Two years without Nimoy


As I sit here reading through Star Trek birthdays (March and April have quite a few), I realise my one regret in relation to Star Trek is that I never got to meet Leonard Nimoy in person. Leonard whose birthday would have been March 26, was always someone I wanted to meet in person.

By the time I was financially able to go to conventions, his illness had already taken a significant hold. He was no longer doing the convention circuit, much less traveling overseas. The nearest I got was watching a Skype style chat he held for an audience, so essentially he was on a big screen for us, the fans. It was great, but not the same as seeing him in the flesh would have been.


Nimoy and Spock are the reason I got into Star Trek in the first place. I watched the original series on Saturday morning tv and his character enthralled me. Here was an Alien not massively dissimilar to us, which at the time was novel. Films and shows tended to show Aliens as having big eyes, or big heads, claws, tentacles and so on.

He was also a scientist who viewed everything in a unique way, while also professing to be in total control of his emotions ( which we all know he wasn’t ). He was central to most episodes and to Kirks decision making process, plus his wide ranging knowledge helped basically every department on the ship in some way. He was an invaluable member of the crew, in the motion picture he was the one that solved the imbalance with the warp drive, he built a computer using what he basically referred to as Stone Age tools, he also saved the ship and crew members on various occasions. Including one of the most emotional moments in Trek lore, when he died saving the Enterprise. Oh and let’s not forget that beard.


But Spock not only enthralled me because of his immense and wide ranging knowledge, he enthralled me because he could control his emotions. To an extent, I mean some plants opened up emotions to him, As did his friendship with Kirk and McCoy. But for the whole he was in control. He could also use Vulcan techniques to control pain and other body functions. This was what fascinated me. 

At the time of me starting to watch Star Trek, and for several years before & after I was in a very dark place. I used to think to myself if I could do what Spock can, control pain and emotion while thinking of a way out, then I could achieve hope and salvation.

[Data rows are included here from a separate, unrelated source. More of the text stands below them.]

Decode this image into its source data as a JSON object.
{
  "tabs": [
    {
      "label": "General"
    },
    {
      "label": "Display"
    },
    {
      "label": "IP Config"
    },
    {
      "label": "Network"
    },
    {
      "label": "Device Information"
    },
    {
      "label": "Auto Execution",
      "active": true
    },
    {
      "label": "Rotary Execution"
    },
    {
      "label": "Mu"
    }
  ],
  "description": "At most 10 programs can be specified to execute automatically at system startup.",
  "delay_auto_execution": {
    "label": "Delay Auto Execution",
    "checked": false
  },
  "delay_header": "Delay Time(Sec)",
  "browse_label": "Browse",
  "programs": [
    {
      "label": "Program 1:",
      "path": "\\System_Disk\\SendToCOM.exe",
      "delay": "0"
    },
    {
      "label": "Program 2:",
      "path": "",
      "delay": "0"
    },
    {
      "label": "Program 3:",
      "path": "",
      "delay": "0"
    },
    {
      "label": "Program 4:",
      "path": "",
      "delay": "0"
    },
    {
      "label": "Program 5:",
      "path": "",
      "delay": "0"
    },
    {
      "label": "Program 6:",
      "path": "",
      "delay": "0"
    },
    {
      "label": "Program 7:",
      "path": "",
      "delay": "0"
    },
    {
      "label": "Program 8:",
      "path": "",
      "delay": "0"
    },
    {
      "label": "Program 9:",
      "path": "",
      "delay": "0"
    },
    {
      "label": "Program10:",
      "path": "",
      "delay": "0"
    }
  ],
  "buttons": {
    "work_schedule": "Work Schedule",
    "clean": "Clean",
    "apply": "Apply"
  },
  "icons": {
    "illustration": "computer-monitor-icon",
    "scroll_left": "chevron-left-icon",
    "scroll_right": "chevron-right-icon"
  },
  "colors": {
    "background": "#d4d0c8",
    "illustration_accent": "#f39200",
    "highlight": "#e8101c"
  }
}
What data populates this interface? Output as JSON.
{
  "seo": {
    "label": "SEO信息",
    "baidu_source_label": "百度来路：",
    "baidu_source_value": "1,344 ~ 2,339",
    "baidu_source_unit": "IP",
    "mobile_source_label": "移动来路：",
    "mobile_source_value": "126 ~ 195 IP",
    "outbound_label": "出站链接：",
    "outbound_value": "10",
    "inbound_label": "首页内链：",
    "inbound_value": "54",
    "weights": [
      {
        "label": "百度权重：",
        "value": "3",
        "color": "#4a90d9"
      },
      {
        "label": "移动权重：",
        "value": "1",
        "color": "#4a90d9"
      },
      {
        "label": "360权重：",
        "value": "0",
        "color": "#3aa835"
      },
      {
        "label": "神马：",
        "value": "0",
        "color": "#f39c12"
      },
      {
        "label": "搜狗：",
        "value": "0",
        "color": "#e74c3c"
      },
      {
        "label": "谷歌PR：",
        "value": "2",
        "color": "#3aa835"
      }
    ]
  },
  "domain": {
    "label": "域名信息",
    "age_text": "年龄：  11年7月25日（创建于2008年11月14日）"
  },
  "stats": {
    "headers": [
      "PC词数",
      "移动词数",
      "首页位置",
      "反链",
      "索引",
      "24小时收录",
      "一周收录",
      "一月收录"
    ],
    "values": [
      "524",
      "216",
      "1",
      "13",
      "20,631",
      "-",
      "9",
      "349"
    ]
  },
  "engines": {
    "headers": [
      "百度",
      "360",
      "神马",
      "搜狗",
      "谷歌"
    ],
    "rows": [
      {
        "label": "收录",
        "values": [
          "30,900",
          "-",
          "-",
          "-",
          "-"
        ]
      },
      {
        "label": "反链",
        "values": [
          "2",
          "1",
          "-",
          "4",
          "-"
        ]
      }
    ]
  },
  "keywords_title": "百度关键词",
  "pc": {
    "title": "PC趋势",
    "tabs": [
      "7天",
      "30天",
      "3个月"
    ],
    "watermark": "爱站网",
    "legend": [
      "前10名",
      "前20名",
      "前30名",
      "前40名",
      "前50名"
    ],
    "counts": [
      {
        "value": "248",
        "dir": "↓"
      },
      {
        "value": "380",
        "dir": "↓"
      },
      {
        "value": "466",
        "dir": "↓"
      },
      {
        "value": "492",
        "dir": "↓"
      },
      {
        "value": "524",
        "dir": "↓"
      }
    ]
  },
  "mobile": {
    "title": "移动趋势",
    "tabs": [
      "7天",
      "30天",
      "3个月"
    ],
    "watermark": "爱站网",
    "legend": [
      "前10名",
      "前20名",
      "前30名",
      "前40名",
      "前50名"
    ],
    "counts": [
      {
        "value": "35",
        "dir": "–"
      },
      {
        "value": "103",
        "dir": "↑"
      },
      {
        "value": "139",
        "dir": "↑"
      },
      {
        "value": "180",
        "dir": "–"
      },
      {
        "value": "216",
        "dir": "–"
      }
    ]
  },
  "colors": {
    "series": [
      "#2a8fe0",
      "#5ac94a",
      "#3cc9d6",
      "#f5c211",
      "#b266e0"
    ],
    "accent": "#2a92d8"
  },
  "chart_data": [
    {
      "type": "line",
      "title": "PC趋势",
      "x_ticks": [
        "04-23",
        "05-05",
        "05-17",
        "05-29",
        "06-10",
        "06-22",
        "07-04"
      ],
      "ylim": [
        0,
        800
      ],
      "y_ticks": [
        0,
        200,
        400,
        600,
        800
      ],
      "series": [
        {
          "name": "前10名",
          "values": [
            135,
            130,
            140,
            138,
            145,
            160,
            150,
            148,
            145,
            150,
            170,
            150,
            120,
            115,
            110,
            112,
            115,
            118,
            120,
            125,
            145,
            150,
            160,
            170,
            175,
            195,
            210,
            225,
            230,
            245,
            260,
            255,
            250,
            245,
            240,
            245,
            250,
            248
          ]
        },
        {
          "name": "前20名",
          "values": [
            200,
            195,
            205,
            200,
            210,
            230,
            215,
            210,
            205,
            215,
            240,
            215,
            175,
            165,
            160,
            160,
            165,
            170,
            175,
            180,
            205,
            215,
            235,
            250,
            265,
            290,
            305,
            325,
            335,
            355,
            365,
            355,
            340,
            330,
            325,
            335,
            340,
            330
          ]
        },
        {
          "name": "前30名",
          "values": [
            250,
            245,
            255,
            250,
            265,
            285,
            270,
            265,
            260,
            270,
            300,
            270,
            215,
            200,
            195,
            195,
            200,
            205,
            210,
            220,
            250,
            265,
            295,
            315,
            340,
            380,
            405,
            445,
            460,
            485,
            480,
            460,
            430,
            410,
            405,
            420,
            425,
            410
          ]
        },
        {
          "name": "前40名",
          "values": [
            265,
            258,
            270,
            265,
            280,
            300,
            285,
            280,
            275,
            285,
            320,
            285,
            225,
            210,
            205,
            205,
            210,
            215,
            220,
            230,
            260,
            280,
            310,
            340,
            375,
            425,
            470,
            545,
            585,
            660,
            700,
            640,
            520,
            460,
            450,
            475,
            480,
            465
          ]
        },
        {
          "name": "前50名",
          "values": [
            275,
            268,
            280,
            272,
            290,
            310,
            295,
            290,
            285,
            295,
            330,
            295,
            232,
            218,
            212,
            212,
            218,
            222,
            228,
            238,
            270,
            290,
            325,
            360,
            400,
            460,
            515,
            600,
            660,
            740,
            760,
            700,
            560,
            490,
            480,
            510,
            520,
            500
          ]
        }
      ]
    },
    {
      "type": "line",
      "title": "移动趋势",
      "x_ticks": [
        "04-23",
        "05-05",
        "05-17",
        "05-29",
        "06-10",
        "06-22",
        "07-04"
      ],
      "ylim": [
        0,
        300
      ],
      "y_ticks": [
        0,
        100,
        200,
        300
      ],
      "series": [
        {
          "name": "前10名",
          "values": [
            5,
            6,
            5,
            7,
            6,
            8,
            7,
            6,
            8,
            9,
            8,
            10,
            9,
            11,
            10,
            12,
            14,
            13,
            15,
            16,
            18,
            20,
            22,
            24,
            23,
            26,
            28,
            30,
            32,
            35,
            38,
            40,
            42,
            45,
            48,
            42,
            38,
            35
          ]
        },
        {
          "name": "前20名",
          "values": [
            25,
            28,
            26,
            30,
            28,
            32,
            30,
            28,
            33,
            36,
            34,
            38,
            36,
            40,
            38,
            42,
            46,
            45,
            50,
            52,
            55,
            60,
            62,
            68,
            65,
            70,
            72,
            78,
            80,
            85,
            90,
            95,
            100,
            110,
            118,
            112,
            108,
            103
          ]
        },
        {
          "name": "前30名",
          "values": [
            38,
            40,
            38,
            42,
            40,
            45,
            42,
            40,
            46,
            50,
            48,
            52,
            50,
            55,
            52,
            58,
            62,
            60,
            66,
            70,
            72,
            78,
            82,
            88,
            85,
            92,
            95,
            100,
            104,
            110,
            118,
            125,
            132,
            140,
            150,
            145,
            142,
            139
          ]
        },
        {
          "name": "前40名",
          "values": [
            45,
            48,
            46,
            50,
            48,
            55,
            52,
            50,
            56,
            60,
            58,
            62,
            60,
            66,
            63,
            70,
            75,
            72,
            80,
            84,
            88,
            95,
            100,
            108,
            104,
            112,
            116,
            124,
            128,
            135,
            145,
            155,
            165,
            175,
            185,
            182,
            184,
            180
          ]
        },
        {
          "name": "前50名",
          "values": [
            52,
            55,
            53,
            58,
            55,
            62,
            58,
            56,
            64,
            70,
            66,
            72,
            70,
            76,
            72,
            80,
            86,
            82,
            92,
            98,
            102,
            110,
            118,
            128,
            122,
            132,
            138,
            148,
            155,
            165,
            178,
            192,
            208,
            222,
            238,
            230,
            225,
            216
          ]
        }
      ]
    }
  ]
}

I mean the telepathy would have been cool as well, but even my younger self knew that wasn’t going to happen, Mores the pity. 


As the years went by I saw Spock go through Pon Farr, have his brain removed, under go Kolinahr and of course die. But don’t worry (spoiler alert), he gets reborn.

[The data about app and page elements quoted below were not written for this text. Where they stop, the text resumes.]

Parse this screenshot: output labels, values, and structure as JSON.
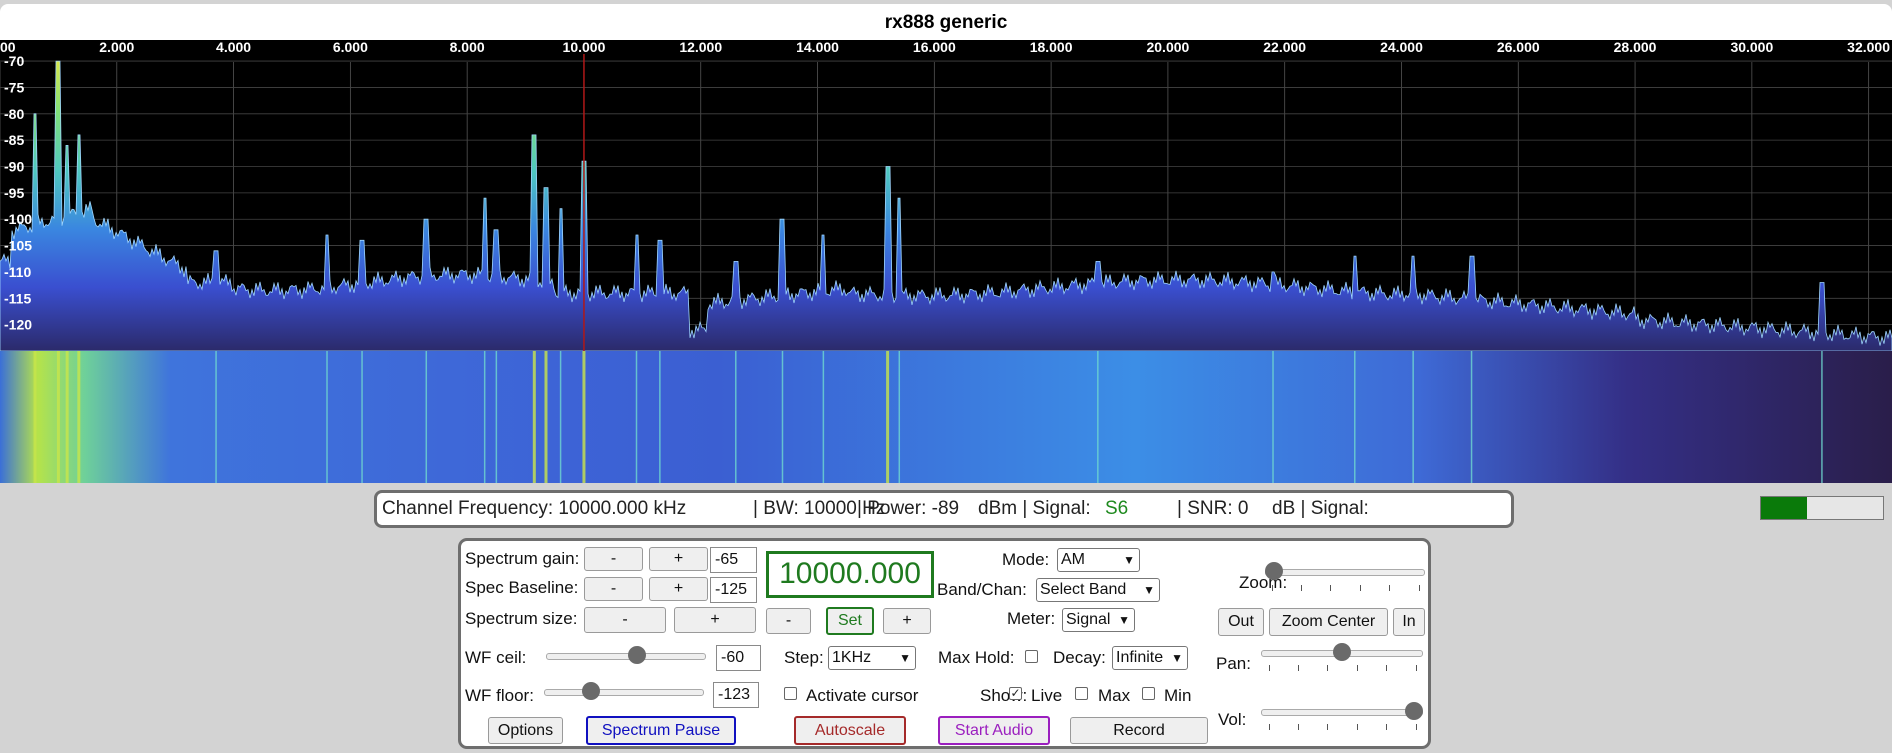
{
  "title": "rx888 generic",
  "spectrum": {
    "freq_ticks": [
      "00",
      "2.000",
      "4.000",
      "6.000",
      "8.000",
      "10.000",
      "12.000",
      "14.000",
      "16.000",
      "18.000",
      "20.000",
      "22.000",
      "24.000",
      "26.000",
      "28.000",
      "30.000",
      "32.000"
    ],
    "db_ticks": [
      "-70",
      "-75",
      "-80",
      "-85",
      "-90",
      "-95",
      "-100",
      "-105",
      "-110",
      "-115",
      "-120"
    ],
    "tuned_freq_khz": 10000
  },
  "info": {
    "channel_frequency": "Channel Frequency: 10000.000 kHz",
    "bw": "| BW: 10000 Hz",
    "power": "| Power: -89",
    "dbm": "dBm | Signal:",
    "signal_value": "S6",
    "snr": "| SNR: 0",
    "db_signal": "dB | Signal:",
    "signal_meter_level": 0.38
  },
  "controls": {
    "spectrum_gain_label": "Spectrum gain:",
    "spec_baseline_label": "Spec Baseline:",
    "spectrum_size_label": "Spectrum size:",
    "minus": "-",
    "plus": "+",
    "spectrum_gain_value": "-65",
    "spec_baseline_value": "-125",
    "frequency_display": "10000.000",
    "set_label": "Set",
    "wf_ceil_label": "WF ceil:",
    "wf_ceil_value": "-60",
    "wf_ceil_level": 0.58,
    "wf_floor_label": "WF floor:",
    "wf_floor_value": "-123",
    "wf_floor_level": 0.27,
    "step_label": "Step:",
    "step_value": "1KHz",
    "activate_cursor_label": "Activate cursor",
    "mode_label": "Mode:",
    "mode_value": "AM",
    "band_label": "Band/Chan:",
    "band_value": "Select Band",
    "meter_label": "Meter:",
    "meter_value": "Signal",
    "max_hold_label": "Max Hold:",
    "decay_label": "Decay:",
    "decay_value": "Infinite",
    "show_label": "Show:",
    "live_label": "Live",
    "max_label": "Max",
    "min_label": "Min",
    "zoom_label": "Zoom:",
    "zoom_level": 0.0,
    "out_label": "Out",
    "zoom_center_label": "Zoom Center",
    "in_label": "In",
    "pan_label": "Pan:",
    "pan_level": 0.5,
    "vol_label": "Vol:",
    "vol_level": 1.0,
    "options_label": "Options",
    "spectrum_pause_label": "Spectrum Pause",
    "autoscale_label": "Autoscale",
    "start_audio_label": "Start Audio",
    "record_label": "Record"
  },
  "colors": {
    "set_green": "#1f7a1f",
    "pause_blue": "#1010c0",
    "autoscale_red": "#a52a2a",
    "audio_purple": "#9b1fbf",
    "tuned_marker": "#b01818"
  }
}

All the time he was Spock, all the time. Even when his emotions where compromised by outside forces, he was still Spock. Still an inspiration to me, still a beacon of logic and light. 

Leonard Nimoy and his portrayal of Spock didn’t just inspire and give me hope though, thousands of people now openly admit they are scientists of one type or another because of Spock. 

 Fred Guterl, Executive Editor of Scientific America wrote ;

“I was eight years old when I first got to know Leonard Nimoy, the way many people did, as Spock on the original Star Trek series. The airing of the first episode on our black and white television was an event in my household. I was an instant and forever fan. Although the flamboyantly emotional William Shatner drew more attention, I was deeply impressed by the idea, embodied in the character that Nimoy brought to life, that science is truly the best adventure. That was plain to me even then, thanks to Nimoy.”

There are countless scientists all over the world who would tell you that Mr. Spock was their first favorite scientist. Einstein and Hawking would come later for them, but the dispassionate Vulcan continues to inspire tomorrow.

Leonard Nimoy may be responsible albeit indirectly, for some great steps taken in the sciences because of his portrayal of Spock

Incidentally researchers who met Leonard  are always desperate to give him lab tours and explain the projects they’re pursuing in peer-to-peer terms. Mr. Nimoy would nod sagely and say to each one, “Well, it certainly looks like you’re headed in the right direction.”

 

Also as a side note, the popular comedy Big Bang has a massive Star Trek connection and Mayim Bialik, who plays Amy Farrah, is  Dr. Bialik as she has a Ph.D. from U.C.L.A. in … neurobiology. “I tell people, I am a neuroscientist, and I play one on TV,” said Dr. Bialik.


Spock and Nimoy are an inspiration. Having just moved past what would have been his birthday, I find myself thinking about what a great character we have lost as well as a phenomenal actor. Without Spock, I would not be who I am today. I would not have been sucked into Star Trek like I was. With out Spock I would not have had a successful podcast, I would not have been able to retreat into my imagination or hang onto the utopia of what Trek portrayed in the dark. I would not have some of the friends or acquaintances around the world that I have, I wouldn’t be playing Star Trek online or even tried a whole host of other Trek related games, books, articles and collectibles, In fact I wouldn’t even have this blog. 

So Mr Nimoy and by association Mr Spock, I hope that on some celestial level you realise how grateful I am for what you did for me, for others and I am sure your proud of how Zachary is now portraying Spock. 


I lament your passing Leonard, but I hope as I am sure you do that Spock, Lives Long and prospers.